*Data listing:*
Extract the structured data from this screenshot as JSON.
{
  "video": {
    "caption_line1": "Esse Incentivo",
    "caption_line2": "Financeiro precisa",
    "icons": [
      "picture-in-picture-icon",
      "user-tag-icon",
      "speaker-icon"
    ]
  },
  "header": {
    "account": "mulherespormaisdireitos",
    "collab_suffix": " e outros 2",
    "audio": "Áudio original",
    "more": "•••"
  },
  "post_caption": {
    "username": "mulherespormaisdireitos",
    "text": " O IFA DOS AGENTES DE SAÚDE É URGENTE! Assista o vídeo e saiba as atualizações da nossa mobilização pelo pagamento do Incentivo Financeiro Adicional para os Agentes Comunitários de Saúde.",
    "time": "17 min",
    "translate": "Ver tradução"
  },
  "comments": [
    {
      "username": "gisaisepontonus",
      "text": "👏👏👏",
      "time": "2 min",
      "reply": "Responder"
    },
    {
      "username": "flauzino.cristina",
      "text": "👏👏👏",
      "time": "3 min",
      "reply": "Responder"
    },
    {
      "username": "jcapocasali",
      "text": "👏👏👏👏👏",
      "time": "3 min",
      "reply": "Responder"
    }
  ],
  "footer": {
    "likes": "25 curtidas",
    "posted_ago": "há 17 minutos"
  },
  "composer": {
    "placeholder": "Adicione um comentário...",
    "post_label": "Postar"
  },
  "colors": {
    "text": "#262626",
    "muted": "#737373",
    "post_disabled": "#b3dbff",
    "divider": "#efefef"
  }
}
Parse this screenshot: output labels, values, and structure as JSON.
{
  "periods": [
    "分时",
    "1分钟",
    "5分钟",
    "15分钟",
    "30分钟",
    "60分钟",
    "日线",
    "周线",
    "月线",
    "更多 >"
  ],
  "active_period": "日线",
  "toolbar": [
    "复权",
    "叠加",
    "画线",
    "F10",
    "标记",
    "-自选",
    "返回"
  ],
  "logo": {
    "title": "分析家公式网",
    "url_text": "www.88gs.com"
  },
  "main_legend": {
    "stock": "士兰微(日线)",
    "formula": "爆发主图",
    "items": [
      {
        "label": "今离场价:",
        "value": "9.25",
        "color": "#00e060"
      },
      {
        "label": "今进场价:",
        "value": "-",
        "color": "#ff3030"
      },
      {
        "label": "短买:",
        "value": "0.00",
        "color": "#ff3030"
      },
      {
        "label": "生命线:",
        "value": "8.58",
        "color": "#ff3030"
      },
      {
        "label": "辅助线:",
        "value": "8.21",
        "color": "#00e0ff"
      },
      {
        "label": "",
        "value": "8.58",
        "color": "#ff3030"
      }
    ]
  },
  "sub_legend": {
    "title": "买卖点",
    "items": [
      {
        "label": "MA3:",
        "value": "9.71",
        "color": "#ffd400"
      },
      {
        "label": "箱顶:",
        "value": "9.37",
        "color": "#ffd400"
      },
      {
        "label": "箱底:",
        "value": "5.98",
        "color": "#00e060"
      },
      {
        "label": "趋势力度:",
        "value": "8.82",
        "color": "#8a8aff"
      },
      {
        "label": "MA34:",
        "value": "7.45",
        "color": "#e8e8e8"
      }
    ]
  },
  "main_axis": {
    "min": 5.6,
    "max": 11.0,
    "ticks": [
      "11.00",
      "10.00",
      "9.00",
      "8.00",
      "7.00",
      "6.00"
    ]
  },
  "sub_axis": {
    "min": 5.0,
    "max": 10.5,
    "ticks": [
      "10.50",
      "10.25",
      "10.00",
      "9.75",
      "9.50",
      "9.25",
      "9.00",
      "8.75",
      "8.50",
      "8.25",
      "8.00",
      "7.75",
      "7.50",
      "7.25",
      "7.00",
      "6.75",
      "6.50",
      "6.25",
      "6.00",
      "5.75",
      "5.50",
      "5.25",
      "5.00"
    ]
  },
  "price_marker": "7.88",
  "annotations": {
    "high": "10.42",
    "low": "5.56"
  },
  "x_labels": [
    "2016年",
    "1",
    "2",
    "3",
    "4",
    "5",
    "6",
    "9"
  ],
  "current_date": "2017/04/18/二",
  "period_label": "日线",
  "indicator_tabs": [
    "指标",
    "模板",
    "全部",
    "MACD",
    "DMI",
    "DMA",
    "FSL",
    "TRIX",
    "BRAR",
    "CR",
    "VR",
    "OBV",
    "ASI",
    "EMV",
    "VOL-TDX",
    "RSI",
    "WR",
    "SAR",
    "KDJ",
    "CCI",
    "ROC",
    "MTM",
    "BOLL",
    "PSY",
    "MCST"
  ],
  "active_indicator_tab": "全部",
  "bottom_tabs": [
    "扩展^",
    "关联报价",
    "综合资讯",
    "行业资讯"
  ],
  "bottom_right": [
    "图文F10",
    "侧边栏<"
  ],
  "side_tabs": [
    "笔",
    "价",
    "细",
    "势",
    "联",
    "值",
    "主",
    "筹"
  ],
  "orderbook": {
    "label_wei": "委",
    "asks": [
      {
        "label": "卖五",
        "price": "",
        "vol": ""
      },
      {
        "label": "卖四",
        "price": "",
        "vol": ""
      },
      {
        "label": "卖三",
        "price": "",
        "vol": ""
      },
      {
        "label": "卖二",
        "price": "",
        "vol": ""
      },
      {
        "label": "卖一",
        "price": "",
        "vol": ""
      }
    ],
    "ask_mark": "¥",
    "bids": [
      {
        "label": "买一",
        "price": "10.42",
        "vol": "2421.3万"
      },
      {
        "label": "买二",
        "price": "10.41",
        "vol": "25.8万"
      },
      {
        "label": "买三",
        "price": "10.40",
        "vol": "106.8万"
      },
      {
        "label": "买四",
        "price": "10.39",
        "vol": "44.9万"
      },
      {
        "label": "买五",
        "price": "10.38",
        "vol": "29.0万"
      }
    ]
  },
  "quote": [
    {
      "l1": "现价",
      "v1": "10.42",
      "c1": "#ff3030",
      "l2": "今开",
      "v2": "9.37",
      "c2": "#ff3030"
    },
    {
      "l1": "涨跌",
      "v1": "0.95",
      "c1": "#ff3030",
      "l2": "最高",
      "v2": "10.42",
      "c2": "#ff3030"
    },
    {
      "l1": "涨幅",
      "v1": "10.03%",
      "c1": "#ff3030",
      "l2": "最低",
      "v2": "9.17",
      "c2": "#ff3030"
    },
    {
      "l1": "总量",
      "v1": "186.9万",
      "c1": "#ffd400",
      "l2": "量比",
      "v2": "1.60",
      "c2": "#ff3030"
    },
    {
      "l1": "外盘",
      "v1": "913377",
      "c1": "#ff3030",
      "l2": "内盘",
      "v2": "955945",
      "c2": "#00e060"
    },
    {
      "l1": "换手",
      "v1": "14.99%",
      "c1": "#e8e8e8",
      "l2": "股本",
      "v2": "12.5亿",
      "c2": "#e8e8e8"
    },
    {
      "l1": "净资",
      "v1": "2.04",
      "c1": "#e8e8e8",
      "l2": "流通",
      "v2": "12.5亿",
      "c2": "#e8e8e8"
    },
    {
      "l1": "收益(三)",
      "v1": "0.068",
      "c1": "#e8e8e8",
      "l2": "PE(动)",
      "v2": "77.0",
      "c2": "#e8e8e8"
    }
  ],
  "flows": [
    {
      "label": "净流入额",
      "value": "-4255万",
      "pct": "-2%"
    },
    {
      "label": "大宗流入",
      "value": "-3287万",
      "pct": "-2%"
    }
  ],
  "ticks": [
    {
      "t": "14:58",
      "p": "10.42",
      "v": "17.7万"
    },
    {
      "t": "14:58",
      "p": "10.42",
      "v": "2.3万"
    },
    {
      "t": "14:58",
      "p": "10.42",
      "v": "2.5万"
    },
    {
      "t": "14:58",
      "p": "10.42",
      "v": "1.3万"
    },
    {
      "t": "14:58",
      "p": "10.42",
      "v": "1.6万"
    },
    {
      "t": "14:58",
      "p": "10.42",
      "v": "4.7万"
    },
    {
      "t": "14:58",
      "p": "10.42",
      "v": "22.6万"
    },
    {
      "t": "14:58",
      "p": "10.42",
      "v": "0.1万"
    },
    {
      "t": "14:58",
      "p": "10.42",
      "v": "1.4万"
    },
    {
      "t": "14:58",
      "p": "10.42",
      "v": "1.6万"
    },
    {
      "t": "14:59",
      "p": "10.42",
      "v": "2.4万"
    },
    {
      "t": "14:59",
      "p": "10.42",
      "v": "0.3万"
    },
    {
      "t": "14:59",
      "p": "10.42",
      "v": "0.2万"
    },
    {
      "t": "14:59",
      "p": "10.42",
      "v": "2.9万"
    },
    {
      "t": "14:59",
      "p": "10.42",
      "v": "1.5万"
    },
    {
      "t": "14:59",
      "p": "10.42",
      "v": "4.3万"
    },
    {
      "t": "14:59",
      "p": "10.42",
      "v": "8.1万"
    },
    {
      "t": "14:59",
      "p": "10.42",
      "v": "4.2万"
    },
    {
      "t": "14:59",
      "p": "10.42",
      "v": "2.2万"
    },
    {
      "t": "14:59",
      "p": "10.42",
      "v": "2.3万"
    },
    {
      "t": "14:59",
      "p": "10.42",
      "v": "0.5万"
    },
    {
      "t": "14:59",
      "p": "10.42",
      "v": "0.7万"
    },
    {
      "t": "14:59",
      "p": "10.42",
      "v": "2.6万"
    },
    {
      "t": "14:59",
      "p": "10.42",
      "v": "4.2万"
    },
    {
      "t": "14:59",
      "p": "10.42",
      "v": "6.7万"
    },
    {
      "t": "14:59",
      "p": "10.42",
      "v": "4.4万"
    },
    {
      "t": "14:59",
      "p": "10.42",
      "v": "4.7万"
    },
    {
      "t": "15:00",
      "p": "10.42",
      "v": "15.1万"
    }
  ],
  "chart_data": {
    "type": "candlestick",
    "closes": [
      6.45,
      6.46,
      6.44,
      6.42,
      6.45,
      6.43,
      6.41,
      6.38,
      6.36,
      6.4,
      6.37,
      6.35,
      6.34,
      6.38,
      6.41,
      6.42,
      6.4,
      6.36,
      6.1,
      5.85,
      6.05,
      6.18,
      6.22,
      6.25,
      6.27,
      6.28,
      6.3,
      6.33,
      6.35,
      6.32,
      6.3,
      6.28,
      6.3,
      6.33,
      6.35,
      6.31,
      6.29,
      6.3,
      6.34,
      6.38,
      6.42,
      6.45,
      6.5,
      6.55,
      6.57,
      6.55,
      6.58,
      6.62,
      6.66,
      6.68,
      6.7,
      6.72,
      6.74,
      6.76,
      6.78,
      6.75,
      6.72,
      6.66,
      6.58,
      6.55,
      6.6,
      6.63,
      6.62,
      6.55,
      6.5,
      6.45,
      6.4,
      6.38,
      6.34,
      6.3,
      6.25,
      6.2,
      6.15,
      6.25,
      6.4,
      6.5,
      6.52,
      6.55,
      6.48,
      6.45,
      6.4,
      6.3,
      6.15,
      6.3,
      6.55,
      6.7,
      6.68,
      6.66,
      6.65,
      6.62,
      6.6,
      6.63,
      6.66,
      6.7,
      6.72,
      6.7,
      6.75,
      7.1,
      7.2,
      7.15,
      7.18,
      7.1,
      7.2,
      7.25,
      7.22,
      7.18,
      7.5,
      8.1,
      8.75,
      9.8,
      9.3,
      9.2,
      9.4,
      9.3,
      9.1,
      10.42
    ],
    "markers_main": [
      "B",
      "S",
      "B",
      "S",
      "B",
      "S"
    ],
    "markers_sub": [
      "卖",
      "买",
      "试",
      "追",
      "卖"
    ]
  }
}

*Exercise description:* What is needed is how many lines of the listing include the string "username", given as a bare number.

*Output of the exercise:* 4